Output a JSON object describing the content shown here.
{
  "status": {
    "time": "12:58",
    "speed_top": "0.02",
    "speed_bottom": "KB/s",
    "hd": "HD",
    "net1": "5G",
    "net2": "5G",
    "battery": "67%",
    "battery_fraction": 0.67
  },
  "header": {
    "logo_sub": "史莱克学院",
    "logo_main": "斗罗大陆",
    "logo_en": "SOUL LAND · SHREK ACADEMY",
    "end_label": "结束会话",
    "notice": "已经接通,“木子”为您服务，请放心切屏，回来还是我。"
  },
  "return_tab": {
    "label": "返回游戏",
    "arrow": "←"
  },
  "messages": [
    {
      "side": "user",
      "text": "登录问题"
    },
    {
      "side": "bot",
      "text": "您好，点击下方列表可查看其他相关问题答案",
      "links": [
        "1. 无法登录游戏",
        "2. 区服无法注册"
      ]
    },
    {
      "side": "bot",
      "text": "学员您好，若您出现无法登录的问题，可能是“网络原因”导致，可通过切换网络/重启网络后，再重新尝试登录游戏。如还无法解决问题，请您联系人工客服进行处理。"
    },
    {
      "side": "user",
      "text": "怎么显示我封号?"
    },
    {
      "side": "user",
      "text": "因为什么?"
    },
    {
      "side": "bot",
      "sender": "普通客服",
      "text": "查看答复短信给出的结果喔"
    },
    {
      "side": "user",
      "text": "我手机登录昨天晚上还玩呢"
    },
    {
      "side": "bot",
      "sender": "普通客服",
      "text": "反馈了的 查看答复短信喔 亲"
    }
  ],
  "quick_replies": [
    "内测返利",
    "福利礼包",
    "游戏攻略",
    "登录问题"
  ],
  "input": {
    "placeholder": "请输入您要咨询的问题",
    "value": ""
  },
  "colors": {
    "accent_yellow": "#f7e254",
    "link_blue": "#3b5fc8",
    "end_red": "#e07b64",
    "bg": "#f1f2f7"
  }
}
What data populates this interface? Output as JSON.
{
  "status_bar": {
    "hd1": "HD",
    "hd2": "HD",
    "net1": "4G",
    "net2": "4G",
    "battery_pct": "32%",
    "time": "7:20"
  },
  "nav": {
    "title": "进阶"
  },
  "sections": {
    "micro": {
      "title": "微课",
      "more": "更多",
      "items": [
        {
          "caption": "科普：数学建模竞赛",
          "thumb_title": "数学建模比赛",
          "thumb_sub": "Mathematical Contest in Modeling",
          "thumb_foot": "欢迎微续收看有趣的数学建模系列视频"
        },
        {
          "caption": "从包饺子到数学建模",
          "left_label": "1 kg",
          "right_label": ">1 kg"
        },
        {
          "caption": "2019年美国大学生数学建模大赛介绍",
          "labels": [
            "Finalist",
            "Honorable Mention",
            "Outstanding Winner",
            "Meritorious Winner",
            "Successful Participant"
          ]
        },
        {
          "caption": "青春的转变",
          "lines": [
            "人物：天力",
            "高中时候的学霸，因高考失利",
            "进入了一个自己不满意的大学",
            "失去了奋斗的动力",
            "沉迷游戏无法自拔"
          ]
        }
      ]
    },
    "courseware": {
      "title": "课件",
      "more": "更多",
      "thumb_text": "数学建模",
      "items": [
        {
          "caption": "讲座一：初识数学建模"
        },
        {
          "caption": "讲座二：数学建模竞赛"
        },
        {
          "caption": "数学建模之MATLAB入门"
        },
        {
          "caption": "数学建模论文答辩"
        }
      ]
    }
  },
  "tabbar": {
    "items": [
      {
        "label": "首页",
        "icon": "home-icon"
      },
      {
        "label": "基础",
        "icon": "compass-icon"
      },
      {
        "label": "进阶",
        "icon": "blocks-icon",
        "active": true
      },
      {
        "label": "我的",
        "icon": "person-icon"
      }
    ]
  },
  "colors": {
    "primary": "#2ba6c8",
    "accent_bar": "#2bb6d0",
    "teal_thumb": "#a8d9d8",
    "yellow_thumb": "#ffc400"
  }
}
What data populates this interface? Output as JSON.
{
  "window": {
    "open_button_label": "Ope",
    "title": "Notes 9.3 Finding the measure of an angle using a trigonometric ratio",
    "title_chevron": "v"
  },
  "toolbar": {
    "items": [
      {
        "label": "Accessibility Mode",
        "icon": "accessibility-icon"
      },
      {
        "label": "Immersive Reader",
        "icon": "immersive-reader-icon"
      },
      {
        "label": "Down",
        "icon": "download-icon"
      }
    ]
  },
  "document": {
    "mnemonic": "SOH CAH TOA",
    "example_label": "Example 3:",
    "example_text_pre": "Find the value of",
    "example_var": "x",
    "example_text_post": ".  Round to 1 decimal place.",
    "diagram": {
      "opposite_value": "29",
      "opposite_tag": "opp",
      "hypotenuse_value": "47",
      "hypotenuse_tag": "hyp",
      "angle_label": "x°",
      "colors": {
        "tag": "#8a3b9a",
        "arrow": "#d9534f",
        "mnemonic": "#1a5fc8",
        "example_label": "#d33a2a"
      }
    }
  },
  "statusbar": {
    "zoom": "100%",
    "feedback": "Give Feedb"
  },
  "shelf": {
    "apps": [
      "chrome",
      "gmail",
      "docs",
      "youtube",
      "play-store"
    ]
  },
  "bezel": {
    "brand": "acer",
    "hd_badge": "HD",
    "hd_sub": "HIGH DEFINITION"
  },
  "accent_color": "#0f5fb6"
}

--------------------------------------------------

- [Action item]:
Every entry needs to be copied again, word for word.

- [Answer section]:
Output a JSON object describing the content shown here.
{
  "status": {
    "time": "12:58",
    "speed_top": "0.02",
    "speed_bottom": "KB/s",
    "hd": "HD",
    "net1": "5G",
    "net2": "5G",
    "battery": "67%",
    "battery_fraction": 0.67
  },
  "header": {
    "logo_sub": "史莱克学院",
    "logo_main": "斗罗大陆",
    "logo_en": "SOUL LAND · SHREK ACADEMY",
    "end_label": "结束会话",
    "notice": "已经接通,“木子”为您服务，请放心切屏，回来还是我。"
  },
  "return_tab": {
    "label": "返回游戏",
    "arrow": "←"
  },
  "messages": [
    {
      "side": "user",
      "text": "登录问题"
    },
    {
      "side": "bot",
      "text": "您好，点击下方列表可查看其他相关问题答案",
      "links": [
        "1. 无法登录游戏",
        "2. 区服无法注册"
      ]
    },
    {
      "side": "bot",
      "text": "学员您好，若您出现无法登录的问题，可能是“网络原因”导致，可通过切换网络/重启网络后，再重新尝试登录游戏。如还无法解决问题，请您联系人工客服进行处理。"
    },
    {
      "side": "user",
      "text": "怎么显示我封号?"
    },
    {
      "side": "user",
      "text": "因为什么?"
    },
    {
      "side": "bot",
      "sender": "普通客服",
      "text": "查看答复短信给出的结果喔"
    },
    {
      "side": "user",
      "text": "我手机登录昨天晚上还玩呢"
    },
    {
      "side": "bot",
      "sender": "普通客服",
      "text": "反馈了的 查看答复短信喔 亲"
    }
  ],
  "quick_replies": [
    "内测返利",
    "福利礼包",
    "游戏攻略",
    "登录问题"
  ],
  "input": {
    "placeholder": "请输入您要咨询的问题",
    "value": ""
  },
  "colors": {
    "accent_yellow": "#f7e254",
    "link_blue": "#3b5fc8",
    "end_red": "#e07b64",
    "bg": "#f1f2f7"
  }
}
What data populates this interface? Output as JSON.
{
  "status_bar": {
    "hd1": "HD",
    "hd2": "HD",
    "net1": "4G",
    "net2": "4G",
    "battery_pct": "32%",
    "time": "7:20"
  },
  "nav": {
    "title": "进阶"
  },
  "sections": {
    "micro": {
      "title": "微课",
      "more": "更多",
      "items": [
        {
          "caption": "科普：数学建模竞赛",
          "thumb_title": "数学建模比赛",
          "thumb_sub": "Mathematical Contest in Modeling",
          "thumb_foot": "欢迎微续收看有趣的数学建模系列视频"
        },
        {
          "caption": "从包饺子到数学建模",
          "left_label": "1 kg",
          "right_label": ">1 kg"
        },
        {
          "caption": "2019年美国大学生数学建模大赛介绍",
          "labels": [
            "Finalist",
            "Honorable Mention",
            "Outstanding Winner",
            "Meritorious Winner",
            "Successful Participant"
          ]
        },
        {
          "caption": "青春的转变",
          "lines": [
            "人物：天力",
            "高中时候的学霸，因高考失利",
            "进入了一个自己不满意的大学",
            "失去了奋斗的动力",
            "沉迷游戏无法自拔"
          ]
        }
      ]
    },
    "courseware": {
      "title": "课件",
      "more": "更多",
      "thumb_text": "数学建模",
      "items": [
        {
          "caption": "讲座一：初识数学建模"
        },
        {
          "caption": "讲座二：数学建模竞赛"
        },
        {
          "caption": "数学建模之MATLAB入门"
        },
        {
          "caption": "数学建模论文答辩"
        }
      ]
    }
  },
  "tabbar": {
    "items": [
      {
        "label": "首页",
        "icon": "home-icon"
      },
      {
        "label": "基础",
        "icon": "compass-icon"
      },
      {
        "label": "进阶",
        "icon": "blocks-icon",
        "active": true
      },
      {
        "label": "我的",
        "icon": "person-icon"
      }
    ]
  },
  "colors": {
    "primary": "#2ba6c8",
    "accent_bar": "#2bb6d0",
    "teal_thumb": "#a8d9d8",
    "yellow_thumb": "#ffc400"
  }
}
What data populates this interface? Output as JSON.
{
  "window": {
    "open_button_label": "Ope",
    "title": "Notes 9.3 Finding the measure of an angle using a trigonometric ratio",
    "title_chevron": "v"
  },
  "toolbar": {
    "items": [
      {
        "label": "Accessibility Mode",
        "icon": "accessibility-icon"
      },
      {
        "label": "Immersive Reader",
        "icon": "immersive-reader-icon"
      },
      {
        "label": "Down",
        "icon": "download-icon"
      }
    ]
  },
  "document": {
    "mnemonic": "SOH CAH TOA",
    "example_label": "Example 3:",
    "example_text_pre": "Find the value of",
    "example_var": "x",
    "example_text_post": ".  Round to 1 decimal place.",
    "diagram": {
      "opposite_value": "29",
      "opposite_tag": "opp",
      "hypotenuse_value": "47",
      "hypotenuse_tag": "hyp",
      "angle_label": "x°",
      "colors": {
        "tag": "#8a3b9a",
        "arrow": "#d9534f",
        "mnemonic": "#1a5fc8",
        "example_label": "#d33a2a"
      }
    }
  },
  "statusbar": {
    "zoom": "100%",
    "feedback": "Give Feedb"
  },
  "shelf": {
    "apps": [
      "chrome",
      "gmail",
      "docs",
      "youtube",
      "play-store"
    ]
  },
  "bezel": {
    "brand": "acer",
    "hd_badge": "HD",
    "hd_sub": "HIGH DEFINITION"
  },
  "accent_color": "#0f5fb6"
}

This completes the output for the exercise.